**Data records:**
####

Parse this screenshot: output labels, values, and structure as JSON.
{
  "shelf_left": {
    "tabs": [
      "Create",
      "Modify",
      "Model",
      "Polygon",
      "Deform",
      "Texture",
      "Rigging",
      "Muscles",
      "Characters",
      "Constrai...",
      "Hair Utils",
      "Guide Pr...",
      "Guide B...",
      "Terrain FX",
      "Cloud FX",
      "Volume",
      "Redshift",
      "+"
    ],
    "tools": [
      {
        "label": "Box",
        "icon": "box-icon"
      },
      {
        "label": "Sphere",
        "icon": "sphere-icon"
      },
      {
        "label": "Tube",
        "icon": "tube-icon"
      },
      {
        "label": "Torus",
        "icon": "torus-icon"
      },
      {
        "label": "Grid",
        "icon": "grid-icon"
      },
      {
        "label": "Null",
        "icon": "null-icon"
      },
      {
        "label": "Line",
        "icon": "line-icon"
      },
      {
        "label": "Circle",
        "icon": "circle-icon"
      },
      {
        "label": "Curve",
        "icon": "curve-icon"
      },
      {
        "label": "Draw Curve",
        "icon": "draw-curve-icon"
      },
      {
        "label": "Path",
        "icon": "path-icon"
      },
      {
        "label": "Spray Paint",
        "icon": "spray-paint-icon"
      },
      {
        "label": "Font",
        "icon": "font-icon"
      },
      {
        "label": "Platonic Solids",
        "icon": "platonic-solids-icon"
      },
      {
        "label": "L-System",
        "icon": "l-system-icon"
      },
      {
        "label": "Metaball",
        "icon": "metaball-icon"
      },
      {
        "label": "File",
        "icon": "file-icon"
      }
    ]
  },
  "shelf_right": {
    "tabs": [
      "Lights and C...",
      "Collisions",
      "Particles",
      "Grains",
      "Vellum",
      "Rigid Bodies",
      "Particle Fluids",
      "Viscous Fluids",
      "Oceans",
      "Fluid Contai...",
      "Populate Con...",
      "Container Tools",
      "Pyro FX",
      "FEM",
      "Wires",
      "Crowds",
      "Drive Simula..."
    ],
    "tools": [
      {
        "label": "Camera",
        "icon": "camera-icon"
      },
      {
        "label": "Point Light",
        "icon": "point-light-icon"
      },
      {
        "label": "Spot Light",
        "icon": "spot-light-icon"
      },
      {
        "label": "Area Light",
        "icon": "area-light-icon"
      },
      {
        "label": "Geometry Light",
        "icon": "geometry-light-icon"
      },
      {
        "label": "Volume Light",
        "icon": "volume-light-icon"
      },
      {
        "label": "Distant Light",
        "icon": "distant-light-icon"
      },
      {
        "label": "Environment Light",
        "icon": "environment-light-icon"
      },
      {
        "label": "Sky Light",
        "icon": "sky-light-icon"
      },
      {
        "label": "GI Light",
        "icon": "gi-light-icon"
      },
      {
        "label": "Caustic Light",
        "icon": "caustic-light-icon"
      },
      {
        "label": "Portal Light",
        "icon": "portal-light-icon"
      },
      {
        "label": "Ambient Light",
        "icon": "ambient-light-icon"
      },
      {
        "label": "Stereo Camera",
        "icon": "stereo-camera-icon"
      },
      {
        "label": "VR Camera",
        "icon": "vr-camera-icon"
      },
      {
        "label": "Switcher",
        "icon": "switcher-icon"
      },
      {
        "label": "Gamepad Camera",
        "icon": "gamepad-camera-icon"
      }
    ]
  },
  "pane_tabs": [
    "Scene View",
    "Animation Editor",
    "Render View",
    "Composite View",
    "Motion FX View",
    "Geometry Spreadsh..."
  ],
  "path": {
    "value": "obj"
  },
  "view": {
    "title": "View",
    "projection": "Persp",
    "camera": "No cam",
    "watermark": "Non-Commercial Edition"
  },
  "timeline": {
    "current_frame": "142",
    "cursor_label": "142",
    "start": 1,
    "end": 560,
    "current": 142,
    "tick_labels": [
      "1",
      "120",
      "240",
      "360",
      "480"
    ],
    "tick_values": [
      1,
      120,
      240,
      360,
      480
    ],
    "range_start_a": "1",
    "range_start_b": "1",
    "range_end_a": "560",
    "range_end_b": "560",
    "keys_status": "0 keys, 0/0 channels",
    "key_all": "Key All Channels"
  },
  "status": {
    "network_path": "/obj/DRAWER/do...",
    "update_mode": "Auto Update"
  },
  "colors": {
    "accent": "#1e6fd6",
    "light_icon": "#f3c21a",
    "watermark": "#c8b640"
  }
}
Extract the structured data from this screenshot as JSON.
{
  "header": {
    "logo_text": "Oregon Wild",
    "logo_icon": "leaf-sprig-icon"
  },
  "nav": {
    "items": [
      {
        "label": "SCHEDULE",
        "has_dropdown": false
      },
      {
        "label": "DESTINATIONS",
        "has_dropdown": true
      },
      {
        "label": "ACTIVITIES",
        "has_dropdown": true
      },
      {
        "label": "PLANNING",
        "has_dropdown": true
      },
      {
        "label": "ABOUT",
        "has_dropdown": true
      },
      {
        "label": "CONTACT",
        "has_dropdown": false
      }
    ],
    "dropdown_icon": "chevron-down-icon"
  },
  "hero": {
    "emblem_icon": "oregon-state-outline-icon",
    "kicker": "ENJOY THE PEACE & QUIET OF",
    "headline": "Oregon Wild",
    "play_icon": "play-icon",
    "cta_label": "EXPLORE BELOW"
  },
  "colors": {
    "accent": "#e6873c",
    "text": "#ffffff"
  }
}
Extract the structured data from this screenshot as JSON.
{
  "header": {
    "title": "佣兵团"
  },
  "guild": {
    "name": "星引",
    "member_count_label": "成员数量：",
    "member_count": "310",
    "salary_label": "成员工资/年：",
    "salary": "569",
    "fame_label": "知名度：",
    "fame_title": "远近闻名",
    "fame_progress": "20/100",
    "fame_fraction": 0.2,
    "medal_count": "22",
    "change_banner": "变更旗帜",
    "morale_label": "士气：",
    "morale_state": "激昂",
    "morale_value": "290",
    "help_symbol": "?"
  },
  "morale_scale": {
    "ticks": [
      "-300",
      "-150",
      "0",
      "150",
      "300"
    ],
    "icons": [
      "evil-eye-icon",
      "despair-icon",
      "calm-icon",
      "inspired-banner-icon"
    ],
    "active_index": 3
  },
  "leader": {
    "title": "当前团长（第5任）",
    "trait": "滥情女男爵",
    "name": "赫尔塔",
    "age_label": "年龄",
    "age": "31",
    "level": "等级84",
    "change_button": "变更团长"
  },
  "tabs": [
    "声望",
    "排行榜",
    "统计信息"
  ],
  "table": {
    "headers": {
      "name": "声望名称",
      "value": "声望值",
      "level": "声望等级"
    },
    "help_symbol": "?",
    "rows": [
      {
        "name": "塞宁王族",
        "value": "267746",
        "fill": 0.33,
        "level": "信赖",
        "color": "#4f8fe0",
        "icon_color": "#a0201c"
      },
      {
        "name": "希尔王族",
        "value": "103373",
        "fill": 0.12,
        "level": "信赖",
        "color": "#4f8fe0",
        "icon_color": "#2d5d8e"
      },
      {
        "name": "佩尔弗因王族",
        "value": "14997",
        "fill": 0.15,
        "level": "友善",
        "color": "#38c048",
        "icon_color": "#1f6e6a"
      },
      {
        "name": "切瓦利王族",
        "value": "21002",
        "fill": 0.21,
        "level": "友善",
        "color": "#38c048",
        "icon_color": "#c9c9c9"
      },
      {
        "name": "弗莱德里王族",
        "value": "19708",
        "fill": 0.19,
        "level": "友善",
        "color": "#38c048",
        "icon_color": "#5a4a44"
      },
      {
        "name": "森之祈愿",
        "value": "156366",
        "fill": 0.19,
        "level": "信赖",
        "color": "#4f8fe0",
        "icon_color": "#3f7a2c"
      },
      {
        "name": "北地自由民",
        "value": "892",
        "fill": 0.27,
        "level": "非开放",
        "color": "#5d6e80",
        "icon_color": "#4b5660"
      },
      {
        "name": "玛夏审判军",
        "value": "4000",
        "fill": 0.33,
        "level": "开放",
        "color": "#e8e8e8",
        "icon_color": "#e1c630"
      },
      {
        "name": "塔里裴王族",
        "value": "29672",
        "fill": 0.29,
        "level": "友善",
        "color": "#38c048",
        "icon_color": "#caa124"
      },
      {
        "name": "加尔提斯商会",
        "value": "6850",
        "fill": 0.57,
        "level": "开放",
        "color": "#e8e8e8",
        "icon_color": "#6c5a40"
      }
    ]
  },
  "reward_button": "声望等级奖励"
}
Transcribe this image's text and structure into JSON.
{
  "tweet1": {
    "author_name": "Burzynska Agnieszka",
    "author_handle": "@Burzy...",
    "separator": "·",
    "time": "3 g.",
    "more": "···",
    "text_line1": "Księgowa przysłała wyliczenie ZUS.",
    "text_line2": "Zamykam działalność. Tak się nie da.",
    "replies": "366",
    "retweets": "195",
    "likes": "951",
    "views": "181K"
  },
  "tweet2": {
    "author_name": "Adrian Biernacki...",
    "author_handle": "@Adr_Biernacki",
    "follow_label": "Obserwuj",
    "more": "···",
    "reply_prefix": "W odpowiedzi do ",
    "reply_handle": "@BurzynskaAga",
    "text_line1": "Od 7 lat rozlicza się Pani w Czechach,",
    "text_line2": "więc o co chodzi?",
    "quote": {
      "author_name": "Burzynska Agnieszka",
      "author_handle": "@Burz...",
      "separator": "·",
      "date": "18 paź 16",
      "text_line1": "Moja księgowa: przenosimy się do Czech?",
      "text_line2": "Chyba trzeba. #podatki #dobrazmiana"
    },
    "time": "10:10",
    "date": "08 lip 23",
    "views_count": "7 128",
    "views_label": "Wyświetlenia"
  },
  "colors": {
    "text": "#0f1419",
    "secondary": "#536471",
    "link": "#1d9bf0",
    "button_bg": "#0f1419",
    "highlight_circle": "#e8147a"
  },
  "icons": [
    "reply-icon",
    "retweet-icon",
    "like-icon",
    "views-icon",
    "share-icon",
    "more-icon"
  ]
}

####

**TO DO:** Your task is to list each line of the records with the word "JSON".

**RESULT BELOW:**
Parse this screenshot: output labels, values, and structure as JSON.
Extract the structured data from this screenshot as JSON.
Extract the structured data from this screenshot as JSON.
Transcribe this image's text and structure into JSON.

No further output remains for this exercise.